#### Task requirements:
A faithful copy of the data is what is wanted, minus any pictures.

#### Data under study:
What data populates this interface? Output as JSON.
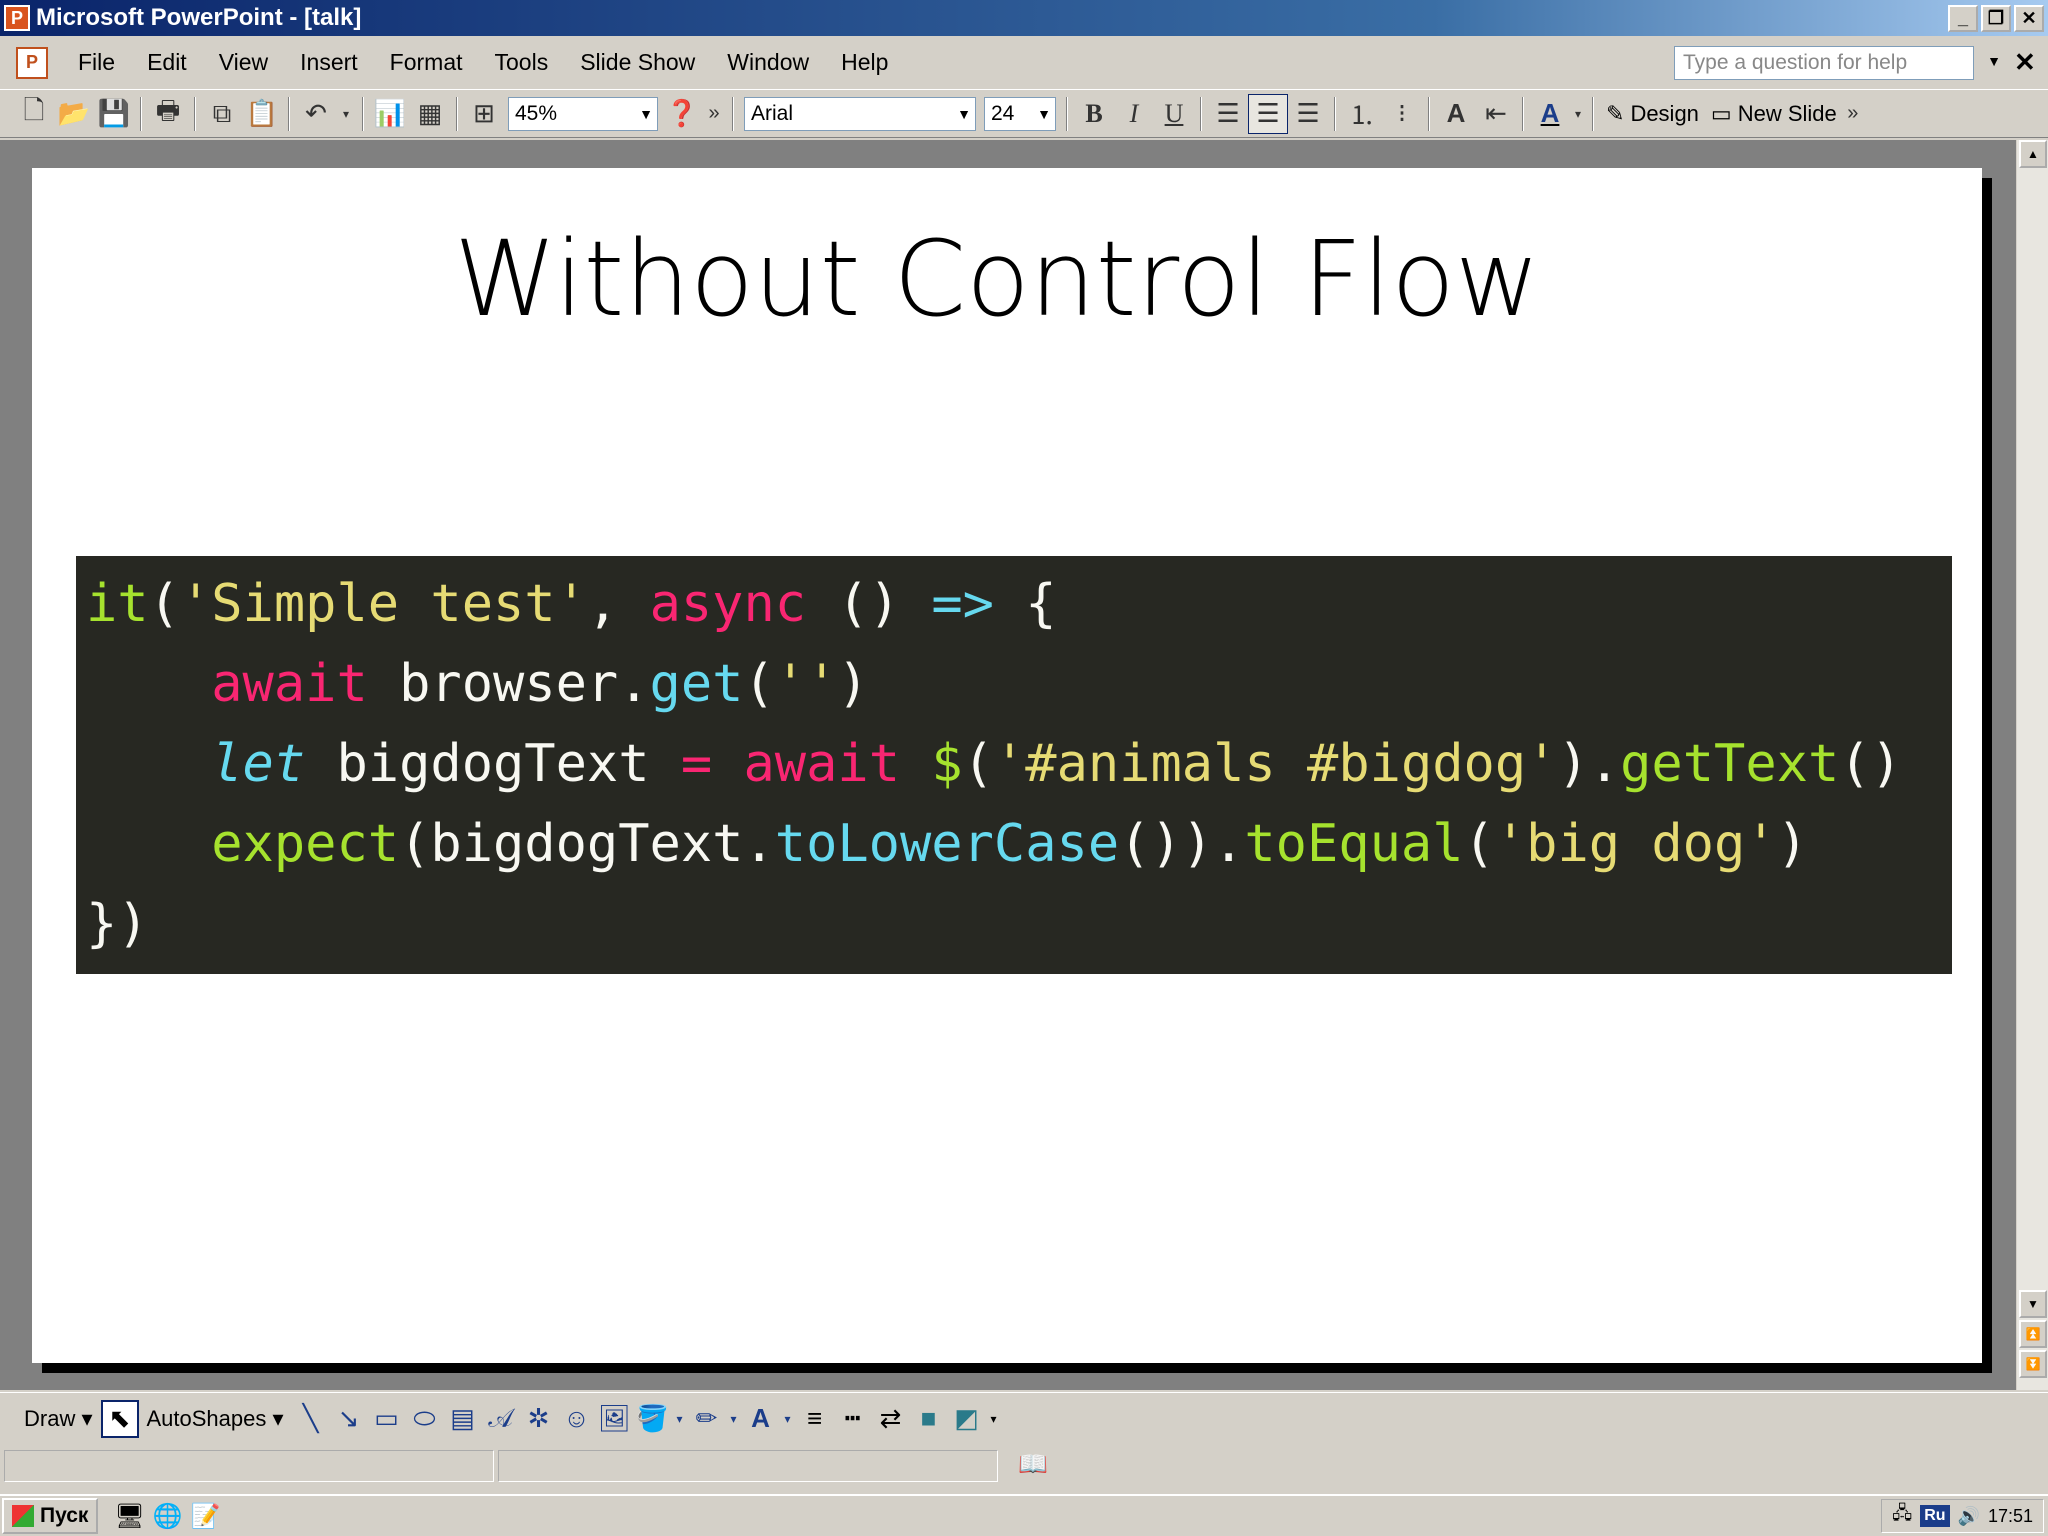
{
  "window": {
    "title": "Microsoft PowerPoint - [talk]",
    "app_icon": "P",
    "minimize": "_",
    "restore": "❐",
    "close": "✕"
  },
  "menu": {
    "items": [
      "File",
      "Edit",
      "View",
      "Insert",
      "Format",
      "Tools",
      "Slide Show",
      "Window",
      "Help"
    ],
    "help_placeholder": "Type a question for help",
    "doc_close": "✕"
  },
  "toolbar": {
    "zoom": "45%",
    "font": "Arial",
    "font_size": "24",
    "bold": "B",
    "italic": "I",
    "underline": "U",
    "design_label": "Design",
    "new_slide_label": "New Slide",
    "more": "»"
  },
  "slide": {
    "title": "Without Control Flow",
    "code_lines": [
      [
        {
          "t": "it",
          "c": "c-fn"
        },
        {
          "t": "(",
          "c": ""
        },
        {
          "t": "'Simple test'",
          "c": "c-str"
        },
        {
          "t": ", ",
          "c": ""
        },
        {
          "t": "async",
          "c": "c-kw"
        },
        {
          "t": " () ",
          "c": ""
        },
        {
          "t": "=>",
          "c": "c-op"
        },
        {
          "t": " {",
          "c": ""
        }
      ],
      [
        {
          "t": "    ",
          "c": ""
        },
        {
          "t": "await",
          "c": "c-kw"
        },
        {
          "t": " browser.",
          "c": ""
        },
        {
          "t": "get",
          "c": "c-prop"
        },
        {
          "t": "(",
          "c": ""
        },
        {
          "t": "''",
          "c": "c-str"
        },
        {
          "t": ")",
          "c": ""
        }
      ],
      [
        {
          "t": "    ",
          "c": ""
        },
        {
          "t": "let",
          "c": "c-let"
        },
        {
          "t": " bigdogText ",
          "c": ""
        },
        {
          "t": "=",
          "c": "c-kw"
        },
        {
          "t": " ",
          "c": ""
        },
        {
          "t": "await",
          "c": "c-kw"
        },
        {
          "t": " ",
          "c": ""
        },
        {
          "t": "$",
          "c": "c-fn"
        },
        {
          "t": "(",
          "c": ""
        },
        {
          "t": "'#animals #bigdog'",
          "c": "c-str"
        },
        {
          "t": ").",
          "c": ""
        },
        {
          "t": "getText",
          "c": "c-fn"
        },
        {
          "t": "()",
          "c": ""
        }
      ],
      [
        {
          "t": "    ",
          "c": ""
        },
        {
          "t": "expect",
          "c": "c-fn"
        },
        {
          "t": "(bigdogText.",
          "c": ""
        },
        {
          "t": "toLowerCase",
          "c": "c-prop"
        },
        {
          "t": "()).",
          "c": ""
        },
        {
          "t": "toEqual",
          "c": "c-fn"
        },
        {
          "t": "(",
          "c": ""
        },
        {
          "t": "'big dog'",
          "c": "c-str"
        },
        {
          "t": ")",
          "c": ""
        }
      ],
      [
        {
          "t": "})",
          "c": ""
        }
      ]
    ]
  },
  "drawbar": {
    "draw_label": "Draw ▾",
    "autoshapes_label": "AutoShapes ▾"
  },
  "taskbar": {
    "start_label": "Пуск",
    "lang": "Ru",
    "clock": "17:51"
  },
  "colors": {
    "code_bg": "#272822",
    "keyword": "#f92672",
    "function": "#a6e22e",
    "string": "#e6db74",
    "property": "#66d9ef"
  }
}
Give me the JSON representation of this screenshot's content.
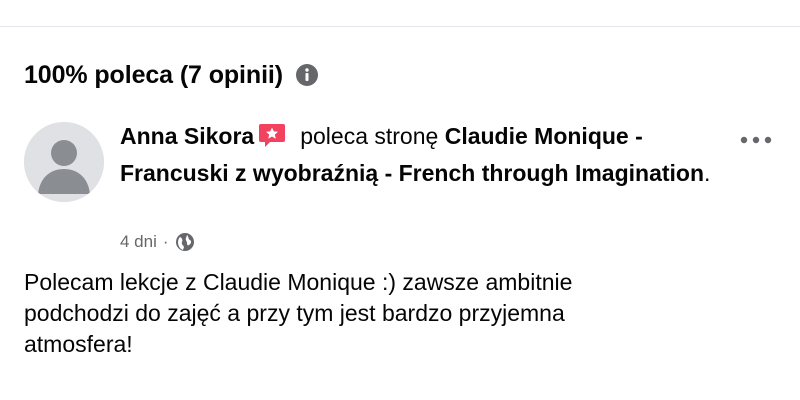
{
  "summary": {
    "text": "100% poleca (7 opinii)",
    "info_icon": "info-icon"
  },
  "review": {
    "author": "Anna Sikora",
    "badge_icon": "star-badge-icon",
    "verb": "poleca stronę",
    "page_name_line": "Claudie Monique - Francuski z wyobraźnią - French through Imagination",
    "period": ".",
    "time": "4 dni",
    "separator": "·",
    "privacy_icon": "globe-icon",
    "more_icon": "more-options-icon",
    "text": "Polecam lekcje z Claudie Monique :) zawsze ambitnie\npodchodzi do zajęć a przy tym jest bardzo przyjemna\natmosfera!"
  },
  "colors": {
    "badge": "#f3425f",
    "secondary_text": "#65676b",
    "primary_text": "#050505"
  }
}
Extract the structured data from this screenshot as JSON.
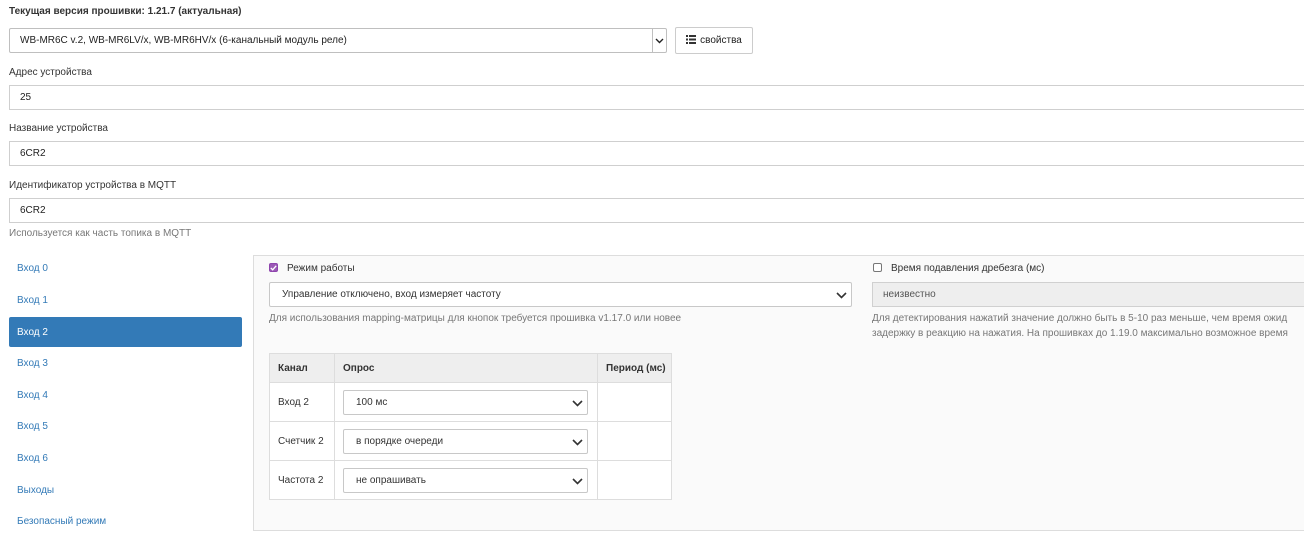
{
  "firmware": {
    "title": "Текущая версия прошивки: 1.21.7 (актуальная)"
  },
  "device_type": {
    "selected": "WB-MR6C v.2, WB-MR6LV/x, WB-MR6HV/x (6-канальный модуль реле)",
    "properties_button": "свойства"
  },
  "fields": {
    "address_label": "Адрес устройства",
    "address_value": "25",
    "name_label": "Название устройства",
    "name_value": "6CR2",
    "mqtt_label": "Идентификатор устройства в MQTT",
    "mqtt_value": "6CR2",
    "mqtt_help": "Используется как часть топика в MQTT"
  },
  "sidebar": {
    "items": [
      {
        "label": "Вход 0"
      },
      {
        "label": "Вход 1"
      },
      {
        "label": "Вход 2"
      },
      {
        "label": "Вход 3"
      },
      {
        "label": "Вход 4"
      },
      {
        "label": "Вход 5"
      },
      {
        "label": "Вход 6"
      },
      {
        "label": "Выходы"
      },
      {
        "label": "Безопасный режим"
      }
    ],
    "active_index": 2
  },
  "panel": {
    "mode_label": "Режим работы",
    "mode_checked": true,
    "mode_value": "Управление отключено, вход измеряет частоту",
    "mode_help": "Для использования mapping-матрицы для кнопок требуется прошивка v1.17.0 или новее",
    "debounce_label": "Время подавления дребезга (мс)",
    "debounce_checked": false,
    "debounce_value": "неизвестно",
    "debounce_help_line1": "Для детектирования нажатий значение должно быть в 5-10 раз меньше, чем время ожид",
    "debounce_help_line2": "задержку в реакцию на нажатия. На прошивках до 1.19.0 максимально возможное время"
  },
  "poll_table": {
    "headers": {
      "channel": "Канал",
      "poll": "Опрос",
      "period": "Период (мс)"
    },
    "rows": [
      {
        "channel": "Вход 2",
        "poll": "100 мс",
        "period": ""
      },
      {
        "channel": "Счетчик 2",
        "poll": "в порядке очереди",
        "period": ""
      },
      {
        "channel": "Частота 2",
        "poll": "не опрашивать",
        "period": ""
      }
    ]
  },
  "colors": {
    "accent": "#337ab7",
    "checkbox": "#9b59b6"
  }
}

#### Answer section:
What data populates this interface? Output as JSON.
{
  "window": {
    "title": "Microsoft PowerPoint - [talk]",
    "app_icon": "P",
    "minimize": "_",
    "restore": "❐",
    "close": "✕"
  },
  "menu": {
    "items": [
      "File",
      "Edit",
      "View",
      "Insert",
      "Format",
      "Tools",
      "Slide Show",
      "Window",
      "Help"
    ],
    "help_placeholder": "Type a question for help",
    "doc_close": "✕"
  },
  "toolbar": {
    "zoom": "45%",
    "font": "Arial",
    "font_size": "24",
    "bold": "B",
    "italic": "I",
    "underline": "U",
    "design_label": "Design",
    "new_slide_label": "New Slide",
    "more": "»"
  },
  "slide": {
    "title": "Without Control Flow",
    "code_lines": [
      [
        {
          "t": "it",
          "c": "c-fn"
        },
        {
          "t": "(",
          "c": ""
        },
        {
          "t": "'Simple test'",
          "c": "c-str"
        },
        {
          "t": ", ",
          "c": ""
        },
        {
          "t": "async",
          "c": "c-kw"
        },
        {
          "t": " () ",
          "c": ""
        },
        {
          "t": "=>",
          "c": "c-op"
        },
        {
          "t": " {",
          "c": ""
        }
      ],
      [
        {
          "t": "    ",
          "c": ""
        },
        {
          "t": "await",
          "c": "c-kw"
        },
        {
          "t": " browser.",
          "c": ""
        },
        {
          "t": "get",
          "c": "c-prop"
        },
        {
          "t": "(",
          "c": ""
        },
        {
          "t": "''",
          "c": "c-str"
        },
        {
          "t": ")",
          "c": ""
        }
      ],
      [
        {
          "t": "    ",
          "c": ""
        },
        {
          "t": "let",
          "c": "c-let"
        },
        {
          "t": " bigdogText ",
          "c": ""
        },
        {
          "t": "=",
          "c": "c-kw"
        },
        {
          "t": " ",
          "c": ""
        },
        {
          "t": "await",
          "c": "c-kw"
        },
        {
          "t": " ",
          "c": ""
        },
        {
          "t": "$",
          "c": "c-fn"
        },
        {
          "t": "(",
          "c": ""
        },
        {
          "t": "'#animals #bigdog'",
          "c": "c-str"
        },
        {
          "t": ").",
          "c": ""
        },
        {
          "t": "getText",
          "c": "c-fn"
        },
        {
          "t": "()",
          "c": ""
        }
      ],
      [
        {
          "t": "    ",
          "c": ""
        },
        {
          "t": "expect",
          "c": "c-fn"
        },
        {
          "t": "(bigdogText.",
          "c": ""
        },
        {
          "t": "toLowerCase",
          "c": "c-prop"
        },
        {
          "t": "()).",
          "c": ""
        },
        {
          "t": "toEqual",
          "c": "c-fn"
        },
        {
          "t": "(",
          "c": ""
        },
        {
          "t": "'big dog'",
          "c": "c-str"
        },
        {
          "t": ")",
          "c": ""
        }
      ],
      [
        {
          "t": "})",
          "c": ""
        }
      ]
    ]
  },
  "drawbar": {
    "draw_label": "Draw ▾",
    "autoshapes_label": "AutoShapes ▾"
  },
  "taskbar": {
    "start_label": "Пуск",
    "lang": "Ru",
    "clock": "17:51"
  },
  "colors": {
    "code_bg": "#272822",
    "keyword": "#f92672",
    "function": "#a6e22e",
    "string": "#e6db74",
    "property": "#66d9ef"
  }
}
Give me the JSON representation of this screenshot's content.
{
  "summary": {
    "text": "100% poleca (7 opinii)",
    "info_icon": "info-icon"
  },
  "review": {
    "author": "Anna Sikora",
    "badge_icon": "star-badge-icon",
    "verb": "poleca stronę",
    "page_name_line": "Claudie Monique - Francuski z wyobraźnią - French through Imagination",
    "period": ".",
    "time": "4 dni",
    "separator": "·",
    "privacy_icon": "globe-icon",
    "more_icon": "more-options-icon",
    "text": "Polecam lekcje z Claudie Monique :) zawsze ambitnie\npodchodzi do zajęć a przy tym jest bardzo przyjemna\natmosfera!"
  },
  "colors": {
    "badge": "#f3425f",
    "secondary_text": "#65676b",
    "primary_text": "#050505"
  }
}
Extract the structured data from this screenshot as JSON.
{
  "firmware": {
    "title": "Текущая версия прошивки: 1.21.7 (актуальная)"
  },
  "device_type": {
    "selected": "WB-MR6C v.2, WB-MR6LV/x, WB-MR6HV/x (6-канальный модуль реле)",
    "properties_button": "свойства"
  },
  "fields": {
    "address_label": "Адрес устройства",
    "address_value": "25",
    "name_label": "Название устройства",
    "name_value": "6CR2",
    "mqtt_label": "Идентификатор устройства в MQTT",
    "mqtt_value": "6CR2",
    "mqtt_help": "Используется как часть топика в MQTT"
  },
  "sidebar": {
    "items": [
      {
        "label": "Вход 0"
      },
      {
        "label": "Вход 1"
      },
      {
        "label": "Вход 2"
      },
      {
        "label": "Вход 3"
      },
      {
        "label": "Вход 4"
      },
      {
        "label": "Вход 5"
      },
      {
        "label": "Вход 6"
      },
      {
        "label": "Выходы"
      },
      {
        "label": "Безопасный режим"
      }
    ],
    "active_index": 2
  },
  "panel": {
    "mode_label": "Режим работы",
    "mode_checked": true,
    "mode_value": "Управление отключено, вход измеряет частоту",
    "mode_help": "Для использования mapping-матрицы для кнопок требуется прошивка v1.17.0 или новее",
    "debounce_label": "Время подавления дребезга (мс)",
    "debounce_checked": false,
    "debounce_value": "неизвестно",
    "debounce_help_line1": "Для детектирования нажатий значение должно быть в 5-10 раз меньше, чем время ожид",
    "debounce_help_line2": "задержку в реакцию на нажатия. На прошивках до 1.19.0 максимально возможное время"
  },
  "poll_table": {
    "headers": {
      "channel": "Канал",
      "poll": "Опрос",
      "period": "Период (мс)"
    },
    "rows": [
      {
        "channel": "Вход 2",
        "poll": "100 мс",
        "period": ""
      },
      {
        "channel": "Счетчик 2",
        "poll": "в порядке очереди",
        "period": ""
      },
      {
        "channel": "Частота 2",
        "poll": "не опрашивать",
        "period": ""
      }
    ]
  },
  "colors": {
    "accent": "#337ab7",
    "checkbox": "#9b59b6"
  }
}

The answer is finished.